### TASK OBJECTIVE
Pull each line containing "JSON" from the data.

### DATASET CONTENT
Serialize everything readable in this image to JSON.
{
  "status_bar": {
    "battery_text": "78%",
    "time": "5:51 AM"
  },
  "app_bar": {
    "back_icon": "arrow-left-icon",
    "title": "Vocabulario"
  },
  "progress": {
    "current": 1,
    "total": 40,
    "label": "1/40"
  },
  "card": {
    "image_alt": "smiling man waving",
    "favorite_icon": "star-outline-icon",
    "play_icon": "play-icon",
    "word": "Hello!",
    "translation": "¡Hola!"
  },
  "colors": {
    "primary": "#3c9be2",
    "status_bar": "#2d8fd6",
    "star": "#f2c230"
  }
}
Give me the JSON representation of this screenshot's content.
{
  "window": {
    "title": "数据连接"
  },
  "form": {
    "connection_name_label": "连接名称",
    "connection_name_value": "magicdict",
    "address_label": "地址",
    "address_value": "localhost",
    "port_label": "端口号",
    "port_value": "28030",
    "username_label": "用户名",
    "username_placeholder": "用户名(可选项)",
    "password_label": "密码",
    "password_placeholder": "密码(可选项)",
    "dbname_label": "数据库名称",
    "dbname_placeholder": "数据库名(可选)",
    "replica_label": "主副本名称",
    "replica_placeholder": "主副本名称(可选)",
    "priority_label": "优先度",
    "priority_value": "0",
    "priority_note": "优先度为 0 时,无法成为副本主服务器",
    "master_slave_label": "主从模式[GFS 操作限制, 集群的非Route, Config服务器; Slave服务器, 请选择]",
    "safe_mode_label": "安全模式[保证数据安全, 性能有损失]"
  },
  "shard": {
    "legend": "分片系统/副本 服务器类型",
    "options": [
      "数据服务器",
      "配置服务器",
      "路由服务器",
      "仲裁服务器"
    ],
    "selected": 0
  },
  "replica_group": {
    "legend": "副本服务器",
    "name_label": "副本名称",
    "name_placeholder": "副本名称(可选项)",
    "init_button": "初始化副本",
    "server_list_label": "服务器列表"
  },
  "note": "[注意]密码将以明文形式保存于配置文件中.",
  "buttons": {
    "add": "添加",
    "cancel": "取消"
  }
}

### SOLUTION
Serialize everything readable in this image to JSON.
Give me the JSON representation of this screenshot's content.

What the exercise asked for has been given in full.